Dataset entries
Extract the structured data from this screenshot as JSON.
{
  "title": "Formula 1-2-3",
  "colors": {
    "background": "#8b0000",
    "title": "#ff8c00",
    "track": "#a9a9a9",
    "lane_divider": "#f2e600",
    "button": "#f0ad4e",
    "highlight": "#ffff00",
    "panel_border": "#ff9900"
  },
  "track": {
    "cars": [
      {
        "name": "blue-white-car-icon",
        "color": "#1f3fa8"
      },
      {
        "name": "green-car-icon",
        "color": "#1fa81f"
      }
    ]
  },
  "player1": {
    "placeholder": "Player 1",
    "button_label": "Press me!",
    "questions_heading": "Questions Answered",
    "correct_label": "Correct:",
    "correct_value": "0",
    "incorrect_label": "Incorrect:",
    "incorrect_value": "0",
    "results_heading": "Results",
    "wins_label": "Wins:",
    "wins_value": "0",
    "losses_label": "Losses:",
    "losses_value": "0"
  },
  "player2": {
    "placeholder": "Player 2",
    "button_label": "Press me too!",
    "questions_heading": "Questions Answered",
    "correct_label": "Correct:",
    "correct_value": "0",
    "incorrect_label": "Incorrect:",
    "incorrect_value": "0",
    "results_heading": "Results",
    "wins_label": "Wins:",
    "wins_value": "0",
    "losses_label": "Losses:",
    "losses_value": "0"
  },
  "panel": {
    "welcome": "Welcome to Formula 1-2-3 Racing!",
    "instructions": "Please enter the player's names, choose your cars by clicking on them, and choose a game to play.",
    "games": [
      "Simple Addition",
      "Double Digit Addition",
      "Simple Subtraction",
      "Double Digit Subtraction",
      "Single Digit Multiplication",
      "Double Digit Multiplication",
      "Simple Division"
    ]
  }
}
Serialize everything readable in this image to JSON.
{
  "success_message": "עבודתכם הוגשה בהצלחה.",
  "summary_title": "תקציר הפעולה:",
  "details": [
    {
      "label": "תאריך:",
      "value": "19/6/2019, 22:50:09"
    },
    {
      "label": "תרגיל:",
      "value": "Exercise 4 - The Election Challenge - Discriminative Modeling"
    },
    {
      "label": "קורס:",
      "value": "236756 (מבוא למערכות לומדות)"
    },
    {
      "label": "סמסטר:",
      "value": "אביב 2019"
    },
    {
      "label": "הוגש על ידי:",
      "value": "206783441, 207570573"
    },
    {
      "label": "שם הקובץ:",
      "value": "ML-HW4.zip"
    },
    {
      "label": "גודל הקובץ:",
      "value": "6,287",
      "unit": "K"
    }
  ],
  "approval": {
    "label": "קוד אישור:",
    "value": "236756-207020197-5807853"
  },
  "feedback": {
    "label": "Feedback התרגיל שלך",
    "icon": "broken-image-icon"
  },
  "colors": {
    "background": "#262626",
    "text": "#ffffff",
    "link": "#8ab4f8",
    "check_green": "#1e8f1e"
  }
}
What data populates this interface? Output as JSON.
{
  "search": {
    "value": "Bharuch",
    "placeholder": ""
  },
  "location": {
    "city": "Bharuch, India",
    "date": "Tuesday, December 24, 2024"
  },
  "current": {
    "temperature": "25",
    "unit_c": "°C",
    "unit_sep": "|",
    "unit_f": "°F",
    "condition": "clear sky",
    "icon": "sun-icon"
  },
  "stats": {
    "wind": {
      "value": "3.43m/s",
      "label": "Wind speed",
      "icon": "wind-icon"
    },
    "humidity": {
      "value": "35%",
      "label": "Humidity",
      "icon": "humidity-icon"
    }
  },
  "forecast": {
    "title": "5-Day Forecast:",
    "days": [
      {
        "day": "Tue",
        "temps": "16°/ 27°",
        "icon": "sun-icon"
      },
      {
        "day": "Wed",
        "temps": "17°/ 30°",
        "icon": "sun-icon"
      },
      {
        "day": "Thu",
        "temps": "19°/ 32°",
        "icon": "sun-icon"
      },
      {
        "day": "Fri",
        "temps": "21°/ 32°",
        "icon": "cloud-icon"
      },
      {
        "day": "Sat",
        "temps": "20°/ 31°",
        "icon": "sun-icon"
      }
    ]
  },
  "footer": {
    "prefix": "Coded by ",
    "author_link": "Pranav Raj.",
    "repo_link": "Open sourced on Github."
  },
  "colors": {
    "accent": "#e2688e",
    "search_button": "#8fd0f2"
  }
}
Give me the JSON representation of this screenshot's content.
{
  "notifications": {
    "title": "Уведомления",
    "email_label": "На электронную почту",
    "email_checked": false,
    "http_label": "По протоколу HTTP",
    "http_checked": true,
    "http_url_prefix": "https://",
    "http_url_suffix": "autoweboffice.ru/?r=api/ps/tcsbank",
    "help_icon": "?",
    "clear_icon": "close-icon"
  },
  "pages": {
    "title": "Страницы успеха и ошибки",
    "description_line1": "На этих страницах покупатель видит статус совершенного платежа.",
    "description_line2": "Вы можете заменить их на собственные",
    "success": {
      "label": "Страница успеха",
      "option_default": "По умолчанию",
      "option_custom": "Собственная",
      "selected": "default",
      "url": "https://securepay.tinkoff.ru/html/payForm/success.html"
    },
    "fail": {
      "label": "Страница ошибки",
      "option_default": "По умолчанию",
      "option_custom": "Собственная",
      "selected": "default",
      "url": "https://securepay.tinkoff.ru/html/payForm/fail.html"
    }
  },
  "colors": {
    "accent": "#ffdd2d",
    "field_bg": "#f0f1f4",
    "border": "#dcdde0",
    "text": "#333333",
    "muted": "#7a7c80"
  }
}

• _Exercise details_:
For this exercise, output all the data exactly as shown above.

• _Reply_:
Extract the structured data from this screenshot as JSON.
{
  "title": "Formula 1-2-3",
  "colors": {
    "background": "#8b0000",
    "title": "#ff8c00",
    "track": "#a9a9a9",
    "lane_divider": "#f2e600",
    "button": "#f0ad4e",
    "highlight": "#ffff00",
    "panel_border": "#ff9900"
  },
  "track": {
    "cars": [
      {
        "name": "blue-white-car-icon",
        "color": "#1f3fa8"
      },
      {
        "name": "green-car-icon",
        "color": "#1fa81f"
      }
    ]
  },
  "player1": {
    "placeholder": "Player 1",
    "button_label": "Press me!",
    "questions_heading": "Questions Answered",
    "correct_label": "Correct:",
    "correct_value": "0",
    "incorrect_label": "Incorrect:",
    "incorrect_value": "0",
    "results_heading": "Results",
    "wins_label": "Wins:",
    "wins_value": "0",
    "losses_label": "Losses:",
    "losses_value": "0"
  },
  "player2": {
    "placeholder": "Player 2",
    "button_label": "Press me too!",
    "questions_heading": "Questions Answered",
    "correct_label": "Correct:",
    "correct_value": "0",
    "incorrect_label": "Incorrect:",
    "incorrect_value": "0",
    "results_heading": "Results",
    "wins_label": "Wins:",
    "wins_value": "0",
    "losses_label": "Losses:",
    "losses_value": "0"
  },
  "panel": {
    "welcome": "Welcome to Formula 1-2-3 Racing!",
    "instructions": "Please enter the player's names, choose your cars by clicking on them, and choose a game to play.",
    "games": [
      "Simple Addition",
      "Double Digit Addition",
      "Simple Subtraction",
      "Double Digit Subtraction",
      "Single Digit Multiplication",
      "Double Digit Multiplication",
      "Simple Division"
    ]
  }
}
Serialize everything readable in this image to JSON.
{
  "success_message": "עבודתכם הוגשה בהצלחה.",
  "summary_title": "תקציר הפעולה:",
  "details": [
    {
      "label": "תאריך:",
      "value": "19/6/2019, 22:50:09"
    },
    {
      "label": "תרגיל:",
      "value": "Exercise 4 - The Election Challenge - Discriminative Modeling"
    },
    {
      "label": "קורס:",
      "value": "236756 (מבוא למערכות לומדות)"
    },
    {
      "label": "סמסטר:",
      "value": "אביב 2019"
    },
    {
      "label": "הוגש על ידי:",
      "value": "206783441, 207570573"
    },
    {
      "label": "שם הקובץ:",
      "value": "ML-HW4.zip"
    },
    {
      "label": "גודל הקובץ:",
      "value": "6,287",
      "unit": "K"
    }
  ],
  "approval": {
    "label": "קוד אישור:",
    "value": "236756-207020197-5807853"
  },
  "feedback": {
    "label": "Feedback התרגיל שלך",
    "icon": "broken-image-icon"
  },
  "colors": {
    "background": "#262626",
    "text": "#ffffff",
    "link": "#8ab4f8",
    "check_green": "#1e8f1e"
  }
}
What data populates this interface? Output as JSON.
{
  "search": {
    "value": "Bharuch",
    "placeholder": ""
  },
  "location": {
    "city": "Bharuch, India",
    "date": "Tuesday, December 24, 2024"
  },
  "current": {
    "temperature": "25",
    "unit_c": "°C",
    "unit_sep": "|",
    "unit_f": "°F",
    "condition": "clear sky",
    "icon": "sun-icon"
  },
  "stats": {
    "wind": {
      "value": "3.43m/s",
      "label": "Wind speed",
      "icon": "wind-icon"
    },
    "humidity": {
      "value": "35%",
      "label": "Humidity",
      "icon": "humidity-icon"
    }
  },
  "forecast": {
    "title": "5-Day Forecast:",
    "days": [
      {
        "day": "Tue",
        "temps": "16°/ 27°",
        "icon": "sun-icon"
      },
      {
        "day": "Wed",
        "temps": "17°/ 30°",
        "icon": "sun-icon"
      },
      {
        "day": "Thu",
        "temps": "19°/ 32°",
        "icon": "sun-icon"
      },
      {
        "day": "Fri",
        "temps": "21°/ 32°",
        "icon": "cloud-icon"
      },
      {
        "day": "Sat",
        "temps": "20°/ 31°",
        "icon": "sun-icon"
      }
    ]
  },
  "footer": {
    "prefix": "Coded by ",
    "author_link": "Pranav Raj.",
    "repo_link": "Open sourced on Github."
  },
  "colors": {
    "accent": "#e2688e",
    "search_button": "#8fd0f2"
  }
}
Give me the JSON representation of this screenshot's content.
{
  "notifications": {
    "title": "Уведомления",
    "email_label": "На электронную почту",
    "email_checked": false,
    "http_label": "По протоколу HTTP",
    "http_checked": true,
    "http_url_prefix": "https://",
    "http_url_suffix": "autoweboffice.ru/?r=api/ps/tcsbank",
    "help_icon": "?",
    "clear_icon": "close-icon"
  },
  "pages": {
    "title": "Страницы успеха и ошибки",
    "description_line1": "На этих страницах покупатель видит статус совершенного платежа.",
    "description_line2": "Вы можете заменить их на собственные",
    "success": {
      "label": "Страница успеха",
      "option_default": "По умолчанию",
      "option_custom": "Собственная",
      "selected": "default",
      "url": "https://securepay.tinkoff.ru/html/payForm/success.html"
    },
    "fail": {
      "label": "Страница ошибки",
      "option_default": "По умолчанию",
      "option_custom": "Собственная",
      "selected": "default",
      "url": "https://securepay.tinkoff.ru/html/payForm/fail.html"
    }
  },
  "colors": {
    "accent": "#ffdd2d",
    "field_bg": "#f0f1f4",
    "border": "#dcdde0",
    "text": "#333333",
    "muted": "#7a7c80"
  }
}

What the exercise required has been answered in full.